Drug and Alcohol Content
Johnny is so drugged up most of the time that he apparently develops an alter ego named "The Pipe." We see him light his pipe—a glassy bong that looks like it belongs in a mad scientist's lab—as the film opens. Later we see him in the throes of a high; he shakes and sways as vomit leaks from his mouth. We also meet Johnny's one-time dealer—a guy who goes to a swank London party and, it's suggested, sells loads of drugs to a rich, unfamiliar clientele.
(Johnny's drug use is hardly glamorized. The film has little compassion for him in the condition he's in, or that of the other junkies who cross the screen. When we learn Johnny has kicked his habit, the information is proffered as a good thing.)
Johnny continues to smokes like a chimney, as do most of the folks who surround him. And he muses over the nature of cigarette packages—how one side shows this happy, friendly, comforting personality, and on the other, there's a big warning that says cigarettes will surely kill you.
Characters spend a lot of time drinking, as well, and Lenny is twice shown a little tipsy.
Other Negative Elements
Every major character in RocknRolla is, at best, a crook, and several are flat-out killers. As such, the film doesn't really have good guys—the most sympathetic folks here are simply bad guys with a sense of humor. RocknRolla's top villain is not so much reviled for all the stealing, killing and nastiness he spreads, but rather for snitching on his fellow bad guys.
Lenny regularly rails against the "evils" of immigrants.
Some movies are icky but deep. Some movies are clean but vacuous. And some movies, like this one, come without a shred of discernable merit—by way of content or style. Guy Ritchie's RocknRolla doesn't so much tell a story as it just sits around and festers, like mold at the bottom of your shower pan.

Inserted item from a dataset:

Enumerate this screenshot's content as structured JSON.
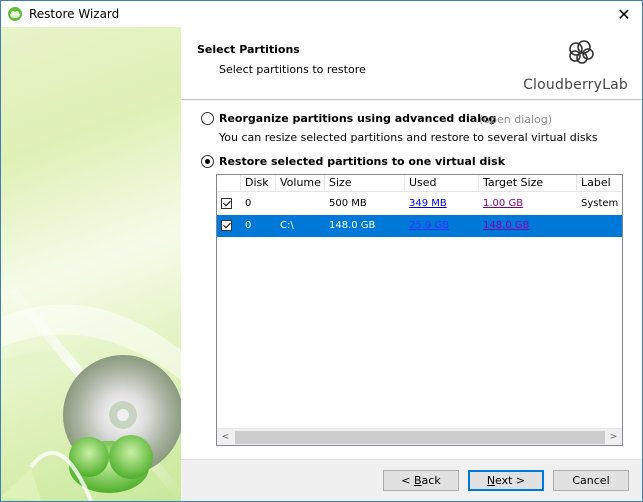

In a way, then, it's appropriate that the plot revolves around a painting we never get to see. Sure, the frame may be provocative. But the only thing it surrounds is a pocket of dark, dank air.